“Oh, I am so glad to hear that,” Marion said. “I hope you will be happy together. And your child can be friends with hers. How lovely for you all.”

“Our children are all friends anyway. But it will be nice for them to live together for the summer. You’ve been to the lighthouse, I suppose? Hillary’s getaway?”

“Yes,” Marion answered. “I know she takes all her lovers there. You’ll love it.”

“I think I shall,” Claudia Jean replied. “I know many people think us Haolstromnians are terribly immoral creatures. But it is our nature. We love only for fun and only for a very short time. But we never break each other’s hearts. We leave each other only with good memories.”

“I think your way has its merits,” Marion said. “But I want to spend my life with Kristoph. He’s the only man I could possibly love in that way.”

“Of course,” Claudia Jean told her. “And I am quite sure you will. Gallifreyans are honourable people. Your Lord Kristoph will never break your heart, either.”

Marion was quite sure of that. She smiled happily as she continued to dance with her so glamorous partner. When the set ended, she blushed happily as Claudia Jean kissed her on the cheek. Then she found herself dancing with Grady, Bertin’s partner, the Ambassador for Mizzone XIII.

Then, to her delight, Kristoph was there. He bowed to her and took her hand and they danced together until the ball was formally over. They stood proudly to hear the Gallifreyan Anthem followed by the Anthem of Minas Luimnea.

After that, there was a short formal farewell to the High Mage as he returned to his palace.
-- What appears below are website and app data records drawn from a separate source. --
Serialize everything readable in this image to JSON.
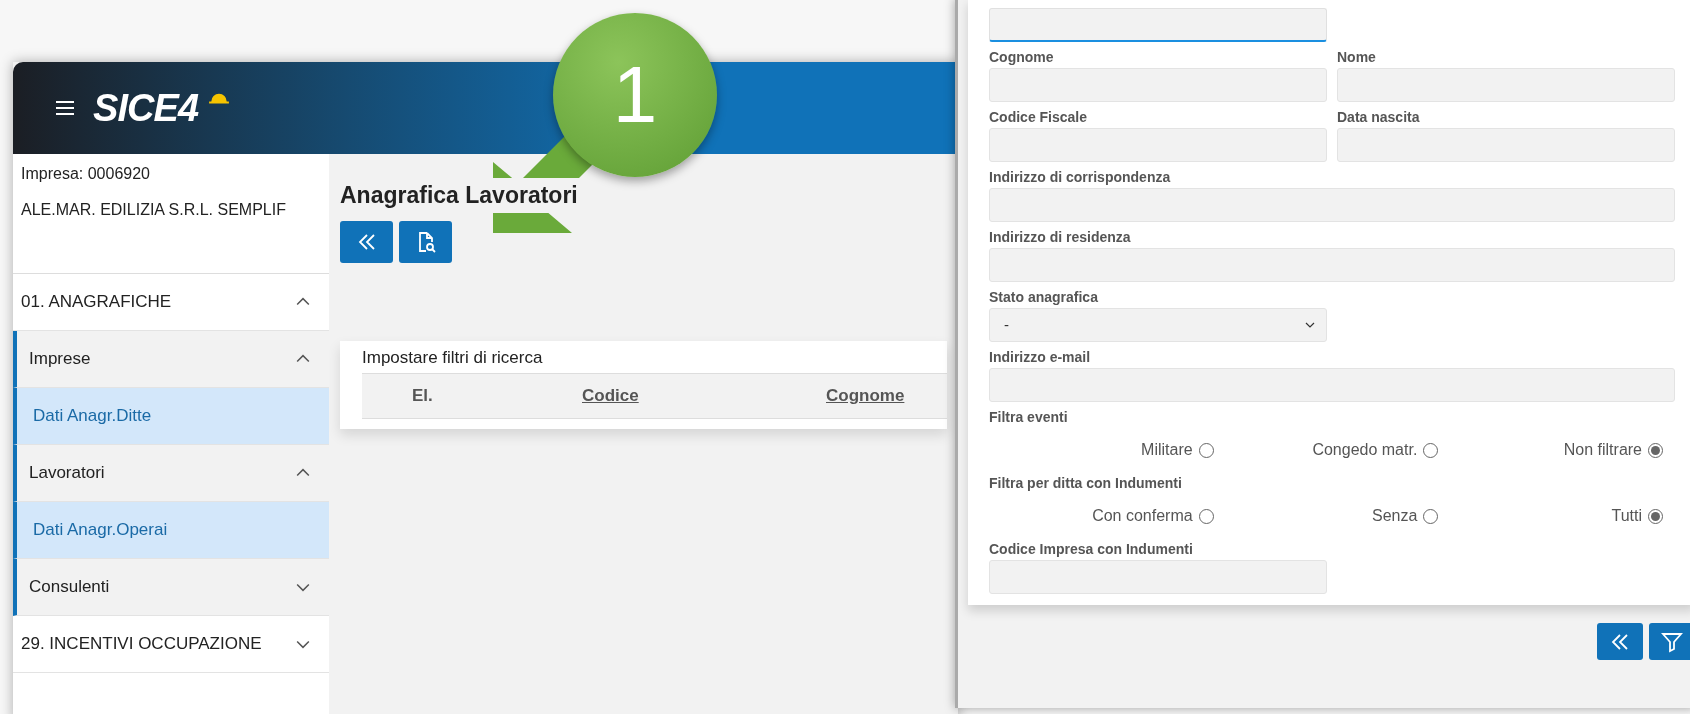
{
  "app": {
    "logo": "SICE4"
  },
  "company": {
    "code": "Impresa: 0006920",
    "name": "ALE.MAR. EDILIZIA S.R.L. SEMPLIF"
  },
  "sidebar": {
    "items": [
      {
        "label": "01. ANAGRAFICHE",
        "expanded": true,
        "children": [
          {
            "label": "Imprese",
            "expanded": true,
            "children": [
              {
                "label": "Dati Anagr.Ditte",
                "selected": true
              }
            ]
          },
          {
            "label": "Lavoratori",
            "expanded": true,
            "children": [
              {
                "label": "Dati Anagr.Operai",
                "selected": true
              }
            ]
          },
          {
            "label": "Consulenti",
            "expanded": false
          }
        ]
      },
      {
        "label": "29. INCENTIVI OCCUPAZIONE",
        "expanded": false
      }
    ]
  },
  "page": {
    "title": "Anagrafica Lavoratori",
    "toolbar": [
      {
        "kind": "back"
      },
      {
        "kind": "search-document"
      }
    ]
  },
  "results": {
    "caption": "Impostare filtri di ricerca",
    "columns": [
      {
        "label": "El.",
        "sortable": false
      },
      {
        "label": "Codice",
        "sortable": true
      },
      {
        "label": "Cognome",
        "sortable": true
      }
    ]
  },
  "filter_form": {
    "rows": [
      {
        "fields": [
          {
            "kind": "text",
            "focused": true,
            "wide": false
          }
        ]
      },
      {
        "fields": [
          {
            "kind": "text",
            "label": "Cognome",
            "focused": false,
            "wide": false
          },
          {
            "kind": "text",
            "label": "Nome",
            "focused": false,
            "wide": false
          }
        ]
      },
      {
        "fields": [
          {
            "kind": "text",
            "label": "Codice Fiscale",
            "focused": false,
            "wide": false
          },
          {
            "kind": "text",
            "label": "Data nascita",
            "focused": false,
            "wide": false
          }
        ]
      },
      {
        "fields": [
          {
            "kind": "text",
            "label": "Indirizzo di corrispondenza",
            "focused": false,
            "wide": true
          }
        ]
      },
      {
        "fields": [
          {
            "kind": "text",
            "label": "Indirizzo di residenza",
            "focused": false,
            "wide": true
          }
        ]
      },
      {
        "fields": [
          {
            "kind": "select",
            "label": "Stato anagrafica",
            "value": "-",
            "wide": false
          }
        ]
      },
      {
        "fields": [
          {
            "kind": "text",
            "label": "Indirizzo e-mail",
            "focused": false,
            "wide": true
          }
        ]
      },
      {
        "fields": [
          {
            "kind": "radio",
            "label": "Filtra eventi",
            "options": [
              {
                "label": "Militare",
                "selected": false
              },
              {
                "label": "Congedo matr.",
                "selected": false
              },
              {
                "label": "Non filtrare",
                "selected": true
              }
            ]
          }
        ]
      },
      {
        "fields": [
          {
            "kind": "radio",
            "label": "Filtra per ditta con Indumenti",
            "options": [
              {
                "label": "Con conferma",
                "selected": false
              },
              {
                "label": "Senza",
                "selected": false
              },
              {
                "label": "Tutti",
                "selected": true
              }
            ]
          }
        ]
      },
      {
        "fields": [
          {
            "kind": "text",
            "label": "Codice Impresa con Indumenti",
            "focused": false,
            "wide": false
          }
        ]
      }
    ]
  },
  "dialog_toolbar": [
    {
      "kind": "back"
    },
    {
      "kind": "filter"
    }
  ],
  "annotation": {
    "number": "1"
  }
}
Marion said less formal goodbyes to her own friends.

Finally, they were able to go to the private residence and retire to bed.

“You’re exhausted,” Kristoph said to her as she brushed out her hair at the dressing table. “Did you dance with everybody in the room?”

“Not quite,” she answered. “Just a few special people.” She told him about Bertin and Grady, and Claudia Jean, passing on the news of her likely relationship with Hillary.

“Glad to hear it,” Kristoph said. “I don’t care what they say, even Haolstromnians need companionship. Hillary has lived alone for some years, now. Time she had a lover for a bit.”

“I agree,” Marion replied. “Did you conclude your business with the High Mage?”

“Yes, I did,” Kristoph told her. “Come here.” She stood and joined him at the window. They looked at the ice mountains rising up higher than the towering buildings of the city. “Do you see that bright red star near that peak?” Marion looked at it. “Not a star, in fact, but a planet. Mbsa Luimne. A near neighbour. But not a friendly neighbour. There was a very real risk of war between the two worlds. But we managed to forge an agreement. The High Mage signed it. So did the Seriph of Mbsa Luimne.”

“So you were The Peacemaker, tonight,” Marion said, remembering the name he was known by in diplomatic circles. “I’m proud of you. Well done.”

“I was asked by the President to try to avoid a war that would damage one of our allies. I have done my duty. But, yes. I think there is room for pride, here.”

He held her tightly for a while and they looked up at the formerly hostile world. Then Kristoph took his wife’s hand and brought her to bed. She sank into his arms happily, the music of the ballroom still dancing around her head.

“You know,” Kristoph said as he hummed the tune she was thinking of. “In some parts of the galaxy dancing is a metaphor for another activity entirely that goes on between two people.”

“What activity?” Marion asked before she realised what he meant. “Oh… then… I really did save the last dance for you. And I always will.”

“So will I,” Kristoph promised.